–– Details [ ᴡᴀʀɴɪɴɢ: ᴅ ᴇ ᴇ ᴘ ! ] ––- Recorded with Minema at 3840×2160, 90 FPS- Recorded on Minecraft 1.7.10, as it is the last Minecraft version with Minema’s chunk preloading feature- Terrain generated on Minecraft 1.2.5 with a retro terrain mod called “Generator Ports”- Track was put together using MCEdit and WorldEdit Wrapper- Shaderpack was built off SEUS v10.2 preview- Macros and Keybinds Mod was used to automate the recording setup- Sony Vegas was used for general editing while setting up the track- After Effects was used for final arrangements and rendering- Encoded with FFmpegThe rest of these details are mostly things I want to remind myself of later. Very technical, will not hold your hand but I will try to answer any questions if you ask in the comments.”Frustum Culling” (the culling of chunks from the GPU renderer if they are outside the field-of-view) had to be disabled. This is because large-scale terrain deformations I do in this video make culled chunks visible to the player. I disabled frustum culling by editing the Mineshot and Minema source code (thanks to BarracudaATA for making them open source and easy to compile). Disabling frustum culling takes an insane amount of VRAM, this prompted me to upgrade from a 780 Ti to a 980 Ti.While playing around in the Minema source code, I managed to get chunk preloading to work with Optifine (the two are normally incompatible). This means I could have potentially recorded at far+ view distances with chunk preloading. However, I chose not to do this because I was already using nearly 6 GB of VRAM with a regular far view distance.The “Non-Euclidean Terrain Transitions”, require that frustum culling is disabled, and chunk preloading is enabled. The transitions work by having both terrain models within in the player’s view distance (in the world they are placed side-by-side), merging the terrains into the same position in a vertex shader, and then deciding which terrain is visible inside a fragment shader by constructing a second pseudo-frustum out of the cobblestone gateways. Because 2 terrain models are loaded within a single view-distance, the size of the terrain models must shrink to fit inside the view-distance. I covered this up by having the fog reduce the visibility distance whenever the player is near a transition. The terrain endpoints were stretched in the shadow-map to keep them contiguous.For every Acid Interstate video, I sync things by recording a copy of the video with the coordinates open. I use this copy of the video as a coordinate reference. For this video I created a beatmap, and then used the coordinate reference to find the coordinates of torch-outposts and endpoints for terrain animations.The terrain animations were controlled by the player’s world space x coordinate. This works out because the player’s camera path consists of straight linear movement towards x+ (the ascent at the beginning of the video is controlled by a vertex shader displacement). This was done because neither of the GLSL Mod’s time variables (worldTime and frameTimeCounter) can be consistently synchronized between recordings.I ripped out the default day-night cycle and implemented my own inside the shaderpack. Doing this allowed me to adjust the length of the day to better fit with the song. This also allowed me to skip the nighttime because it didn’t really fit.The video recording was split into 6 segments, each covering about 2,000 blocks. The segments were then combined in my editing software. I split the recording because Optifine does some sort of model-space refresh every ~4,000 blocks, and sometimes chunk preloading stops functioning after the refresh. Splitting the segments up into smaller chunks also allows for less recording commitment, and helps flush memory bottlenecks, however it exasperates issues if recordings are not perfectly synchronized. Splitting recordings also means I’ll have to deal with 36 video files for the VR cubemap.
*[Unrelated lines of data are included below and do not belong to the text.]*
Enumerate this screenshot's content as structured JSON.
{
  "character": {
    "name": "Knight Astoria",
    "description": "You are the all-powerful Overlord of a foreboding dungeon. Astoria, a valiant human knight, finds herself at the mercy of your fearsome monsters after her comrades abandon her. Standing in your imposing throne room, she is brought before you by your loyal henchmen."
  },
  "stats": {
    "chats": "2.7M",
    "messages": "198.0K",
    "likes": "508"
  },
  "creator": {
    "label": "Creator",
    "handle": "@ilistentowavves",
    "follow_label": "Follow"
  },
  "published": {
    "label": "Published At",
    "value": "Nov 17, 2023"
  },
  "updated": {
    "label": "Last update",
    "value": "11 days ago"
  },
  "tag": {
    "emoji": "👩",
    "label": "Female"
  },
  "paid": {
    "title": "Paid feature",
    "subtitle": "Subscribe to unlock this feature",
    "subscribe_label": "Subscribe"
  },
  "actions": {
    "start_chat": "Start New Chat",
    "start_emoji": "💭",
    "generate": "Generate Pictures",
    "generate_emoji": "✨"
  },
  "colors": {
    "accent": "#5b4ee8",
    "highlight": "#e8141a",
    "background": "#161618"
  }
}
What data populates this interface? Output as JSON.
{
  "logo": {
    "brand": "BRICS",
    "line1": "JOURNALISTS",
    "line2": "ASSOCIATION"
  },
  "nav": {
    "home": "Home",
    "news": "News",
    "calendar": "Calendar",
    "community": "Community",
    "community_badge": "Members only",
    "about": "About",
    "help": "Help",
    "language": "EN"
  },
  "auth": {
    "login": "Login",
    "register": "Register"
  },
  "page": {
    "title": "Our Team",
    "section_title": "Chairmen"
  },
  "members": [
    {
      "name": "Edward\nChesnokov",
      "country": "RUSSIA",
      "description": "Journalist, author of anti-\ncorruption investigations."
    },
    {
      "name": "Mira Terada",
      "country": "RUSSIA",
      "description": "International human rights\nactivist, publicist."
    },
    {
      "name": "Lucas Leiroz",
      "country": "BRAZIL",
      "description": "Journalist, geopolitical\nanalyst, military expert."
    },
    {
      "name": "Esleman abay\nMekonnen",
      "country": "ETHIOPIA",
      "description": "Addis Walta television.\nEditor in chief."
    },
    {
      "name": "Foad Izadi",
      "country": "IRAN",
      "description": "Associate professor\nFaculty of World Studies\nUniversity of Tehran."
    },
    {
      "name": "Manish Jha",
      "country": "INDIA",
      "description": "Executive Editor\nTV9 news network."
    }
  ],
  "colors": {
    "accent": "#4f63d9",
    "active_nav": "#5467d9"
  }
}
From MiningGodBruce’s video description. Deep stuff.

You can find Bruce on Twitter,, and Github.

Some behind the scenes from the finished project.